Smaller companies — with 25 or more employees — would form "francization committees"
The current Charter of the French Language requires companies with 100 or more employees to form francization committees.
These committees evaluate the state of the French language at the company and report to the management of the company as well as the OQLF.
The new bill would apply this to companies with 25-99 employees as well.
Businesses with non-French trademarks would have "predominantly French" signage
The government wants businesses with registered non-French trademarks to make their signs "predominantly French."
In a press conference last week, Premier François Legault explained that a company like Canadian Tire would have to make the explanation of its business activities, such as "centre de rénovation," larger than its trademarked name on all signage.
It would cap spots at English-language CEGEPs
The Quebec government wants to place a cap on the number of students who can enroll in English CEGEPs, as well as the number of students receiving English-language education in French schools.
As well, the Quebec government will not grant a Diploma of College Studies (DEC) to students living in Quebec who do not have spoken and written knowledge of French as laid out by the minister of higher education.
To evaluate students' knowledge of French, the government is creating a uniform exam for all CEGEP students in Quebec, regardless of their language of instruction.
However, students who have received CEGEP education in English and been declared eligible to receive instruction in English, according to Quebec law, are not required to take that exam to get a DEC.
However, Jolin-Barrette said he doesn't think it would be customers who'd sue companies individually.

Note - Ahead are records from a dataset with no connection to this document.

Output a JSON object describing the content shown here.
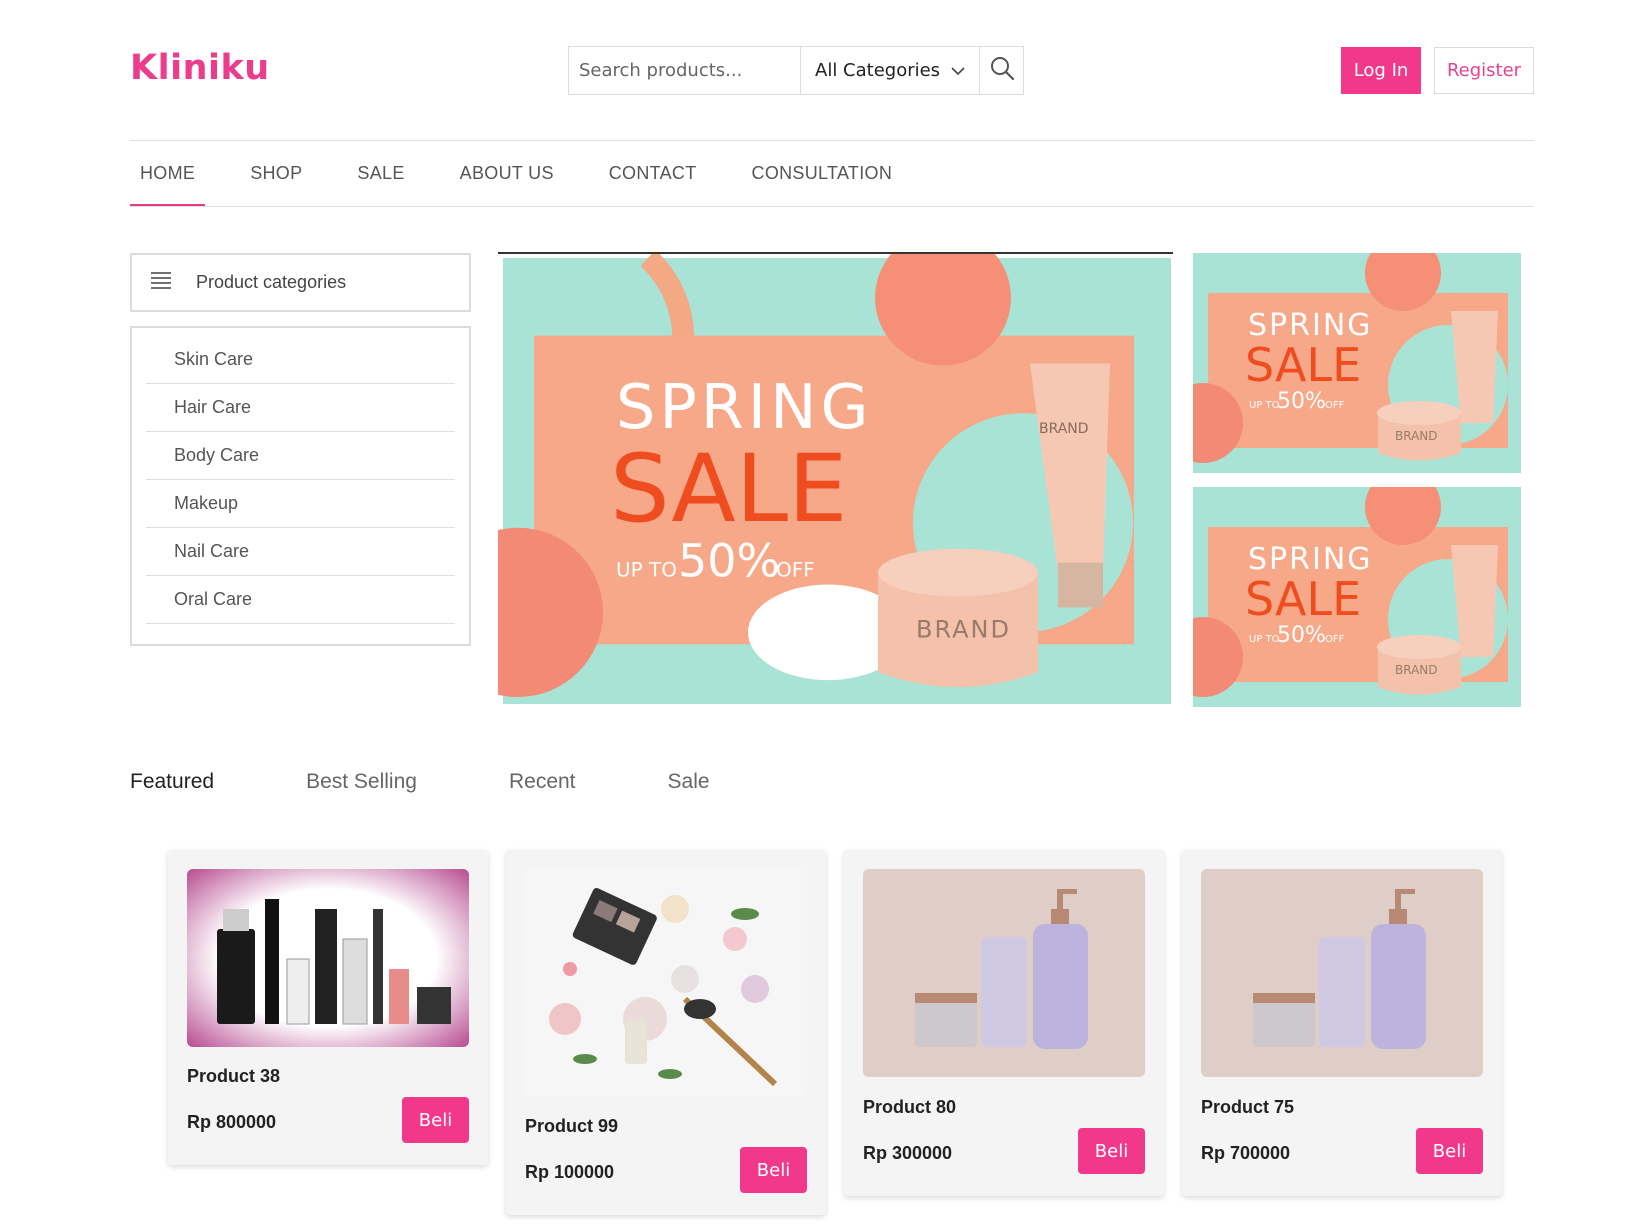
{
  "brand": {
    "name": "Kliniku",
    "accent": "#ec3d8d"
  },
  "search": {
    "placeholder": "Search products...",
    "value": "",
    "category_selected": "All Categories"
  },
  "auth": {
    "login_label": "Log In",
    "register_label": "Register"
  },
  "nav": {
    "items": [
      "HOME",
      "SHOP",
      "SALE",
      "ABOUT US",
      "CONTACT",
      "CONSULTATION"
    ],
    "active": "HOME"
  },
  "sidebar": {
    "title": "Product categories",
    "categories": [
      "Skin Care",
      "Hair Care",
      "Body Care",
      "Makeup",
      "Nail Care",
      "Oral Care"
    ]
  },
  "banners": {
    "main": {
      "line1": "SPRING",
      "line2": "SALE",
      "prefix": "UP TO",
      "discount": "50%",
      "suffix": "OFF",
      "product": "BRAND"
    },
    "small": {
      "line1": "SPRING",
      "line2": "SALE",
      "prefix": "UP TO",
      "discount": "50%",
      "suffix": "OFF",
      "product": "BRAND"
    }
  },
  "tabs": {
    "items": [
      "Featured",
      "Best Selling",
      "Recent",
      "Sale"
    ],
    "active": "Featured"
  },
  "products": [
    {
      "name": "Product 38",
      "price": "Rp 800000",
      "buy_label": "Beli"
    },
    {
      "name": "Product 99",
      "price": "Rp 100000",
      "buy_label": "Beli"
    },
    {
      "name": "Product 80",
      "price": "Rp 300000",
      "buy_label": "Beli"
    },
    {
      "name": "Product 75",
      "price": "Rp 700000",
      "buy_label": "Beli"
    }
  ]
}
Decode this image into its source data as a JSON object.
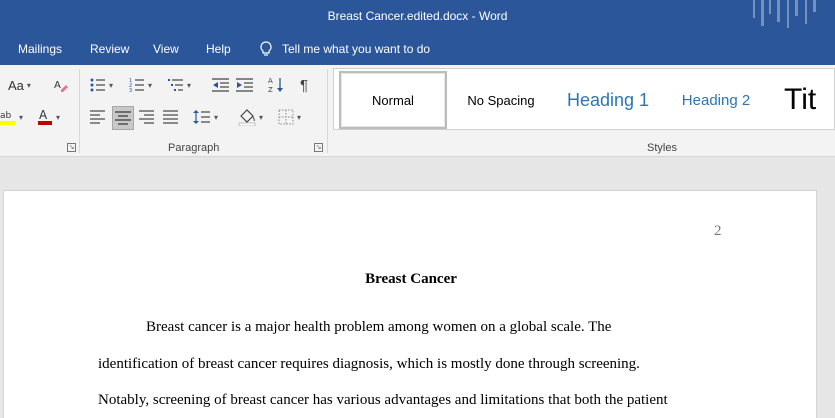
{
  "window": {
    "title": "Breast Cancer.edited.docx  -  Word"
  },
  "menu": {
    "items": [
      "Mailings",
      "Review",
      "View",
      "Help"
    ],
    "tell_me": "Tell me what you want to do"
  },
  "ribbon": {
    "font_group": {
      "change_case": "Aa"
    },
    "paragraph_group": {
      "label": "Paragraph"
    },
    "styles_group": {
      "label": "Styles",
      "tiles": [
        "Normal",
        "No Spacing",
        "Heading 1",
        "Heading 2",
        "Tit"
      ],
      "heading_color": "#2e74b5"
    }
  },
  "document": {
    "page_number": "2",
    "title": "Breast Cancer",
    "lines": [
      "Breast cancer is a major health problem among women on a global scale. The",
      "identification of breast cancer requires diagnosis, which is mostly done through screening.",
      "Notably, screening of breast cancer has various advantages and limitations that both the patient"
    ]
  },
  "colors": {
    "titlebar": "#2b579a",
    "ribbon": "#f3f3f3",
    "font_color_red": "#c00000",
    "highlight_yellow": "#ffff00"
  }
}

He said the OQLF will "accompany" businesses that are the subject of complaints to "bring about a change" and ensure that, going forward, customers are served in French.

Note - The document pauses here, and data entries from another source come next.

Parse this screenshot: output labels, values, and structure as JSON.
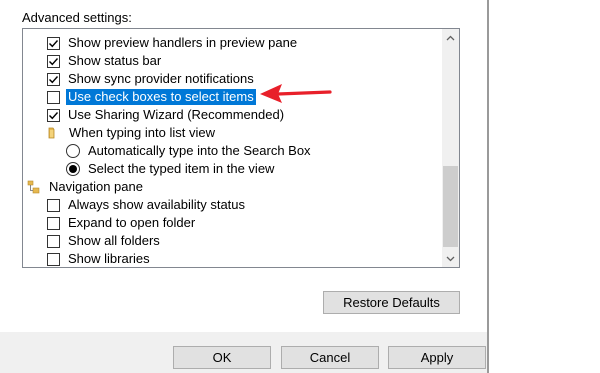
{
  "advanced_settings": {
    "label": "Advanced settings:",
    "items": [
      {
        "type": "checkbox",
        "label": "Show preview handlers in preview pane",
        "checked": true
      },
      {
        "type": "checkbox",
        "label": "Show status bar",
        "checked": true
      },
      {
        "type": "checkbox",
        "label": "Show sync provider notifications",
        "checked": true
      },
      {
        "type": "checkbox",
        "label": "Use check boxes to select items",
        "checked": false,
        "selected": true
      },
      {
        "type": "checkbox",
        "label": "Use Sharing Wizard (Recommended)",
        "checked": true
      },
      {
        "type": "group",
        "label": "When typing into list view",
        "icon": "folder-icon"
      },
      {
        "type": "radio",
        "label": "Automatically type into the Search Box",
        "checked": false
      },
      {
        "type": "radio",
        "label": "Select the typed item in the view",
        "checked": true
      },
      {
        "type": "group",
        "label": "Navigation pane",
        "icon": "navigation-pane-icon"
      },
      {
        "type": "checkbox",
        "label": "Always show availability status",
        "checked": false
      },
      {
        "type": "checkbox",
        "label": "Expand to open folder",
        "checked": false
      },
      {
        "type": "checkbox",
        "label": "Show all folders",
        "checked": false
      },
      {
        "type": "checkbox",
        "label": "Show libraries",
        "checked": false
      }
    ]
  },
  "buttons": {
    "restore_defaults": "Restore Defaults",
    "ok": "OK",
    "cancel": "Cancel",
    "apply": "Apply"
  },
  "colors": {
    "selection": "#0078d7",
    "annotation_arrow": "#e8202a"
  }
}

A lawyer weighs in
Virginie Bourgeois-Plante of Devichy Lawyers told MTL Blog that it's not yet clear how the law, if passed, could be applied in this context.
"What we have right now is that the OQLF [goes through] the penal court. What that law [does] is it opens the door to civil suits [...] but in the end, the courts might see it differently," she said.
"Often, you put an amount of money on that," Bourgeois-Plante said, but she noted it could be difficult to determine how much customers should be compensated through civil lawsuits in those situations.